However, filmmakers go for the widest audience possible, and make choices based on what would best achieve that goal. And the name of the game is reinvention, whether it be a female Dr. Watson in the TV series Elementary or an African-American "Perry White" in the forthcoming Man of Steel.  The thing about Iron Man 3 is that, like most action films of late, there is the reliance of constant twists and turns to the point of saturation, which to a degree dilutes the story itself. Yet the changes made, for the most part, work if one only experienced Iron Man through these films. But even I, who is not as invested in Iron Man as others would be, found myself wondering were the changes really necessary?  That is a question for each individual to answer for themselves. But it seems as though Hollywood, (Disney/Marvel Studios, inexplicably, in this case) is looking down on the material even as they exploit it to profit by it. And if that leaves a bad taste in my mouth, I can only imagine how the "Marvel Zombies" would feel.

Director Shane Black brings on the action and the funny, managing a balancing act that does not quite come out even but is nonetheless entertaining. Brian Tyler manages to turn in a score that surprisingly has identity; it showcases the action but makes effective use of piano solos to highlight the introspection and, yes, vulnerability that the God-complexed Stark wrestles with. The rest of the cast are top notch in terms of their roles, with veterans Gwyneth Paltrow, Jon Favreau, Don Cheadle, and Paul Bettany; and newcomers Guy Pierce, James Badge Dale holding their own with the magnetic (pun intended) Downey, Jr. But the real scene stealer, as the ostensible big bad, is Ben Kingsley, who looks like he is having the most fun he's ever had on a film shoot. The movie, despite going overlong with some scenes, moves at a brisk pace, seeming shorter than its actual run time. 

I enjoyed the film, but frankly I would have enjoyed it more if I hadn't known any of the published backstory. However, reinvention is the new entertainment buzzword (both in film and in DC and Marvel Comics now as well) and it is here to stay. I cannot recommend Iron Man 3 for any fans of the actual comic.  For the average person who just wants a two hour actioner to pass the time, it would be an enjoyable romp.

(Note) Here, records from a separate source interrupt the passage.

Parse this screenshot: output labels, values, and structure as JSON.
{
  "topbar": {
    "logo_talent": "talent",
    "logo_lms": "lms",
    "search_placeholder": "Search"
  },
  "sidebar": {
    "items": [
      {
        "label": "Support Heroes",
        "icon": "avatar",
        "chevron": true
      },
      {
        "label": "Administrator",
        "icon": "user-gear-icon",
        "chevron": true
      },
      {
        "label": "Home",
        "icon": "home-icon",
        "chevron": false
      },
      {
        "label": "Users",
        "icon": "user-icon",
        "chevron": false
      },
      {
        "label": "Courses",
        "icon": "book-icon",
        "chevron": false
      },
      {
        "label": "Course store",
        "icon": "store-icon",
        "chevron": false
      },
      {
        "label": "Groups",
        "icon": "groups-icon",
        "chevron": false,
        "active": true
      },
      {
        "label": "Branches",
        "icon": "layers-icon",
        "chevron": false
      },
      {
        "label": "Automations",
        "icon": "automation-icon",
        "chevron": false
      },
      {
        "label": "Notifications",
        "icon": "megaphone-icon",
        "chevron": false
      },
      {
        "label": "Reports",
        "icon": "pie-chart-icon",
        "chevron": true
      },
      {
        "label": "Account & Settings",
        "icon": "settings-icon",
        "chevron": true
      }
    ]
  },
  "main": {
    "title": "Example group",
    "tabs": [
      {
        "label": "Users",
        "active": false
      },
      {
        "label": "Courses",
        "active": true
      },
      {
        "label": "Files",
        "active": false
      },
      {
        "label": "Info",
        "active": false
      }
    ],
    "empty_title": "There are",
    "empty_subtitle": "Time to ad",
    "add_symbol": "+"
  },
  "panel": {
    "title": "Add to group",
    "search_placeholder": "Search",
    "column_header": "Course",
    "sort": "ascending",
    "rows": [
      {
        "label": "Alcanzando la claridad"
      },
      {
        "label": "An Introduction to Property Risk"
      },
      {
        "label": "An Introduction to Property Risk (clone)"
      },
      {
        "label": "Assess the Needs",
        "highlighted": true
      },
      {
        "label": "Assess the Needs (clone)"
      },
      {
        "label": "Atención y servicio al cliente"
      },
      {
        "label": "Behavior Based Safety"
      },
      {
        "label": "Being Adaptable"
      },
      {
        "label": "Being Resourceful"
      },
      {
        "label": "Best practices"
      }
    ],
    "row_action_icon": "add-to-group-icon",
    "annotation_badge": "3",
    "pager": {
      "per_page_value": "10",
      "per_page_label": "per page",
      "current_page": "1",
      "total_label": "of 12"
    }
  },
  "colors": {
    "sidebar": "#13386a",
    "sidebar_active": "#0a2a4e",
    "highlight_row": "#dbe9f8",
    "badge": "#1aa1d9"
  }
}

Though I have to say, the post-credits scene did take some of the sting out of it.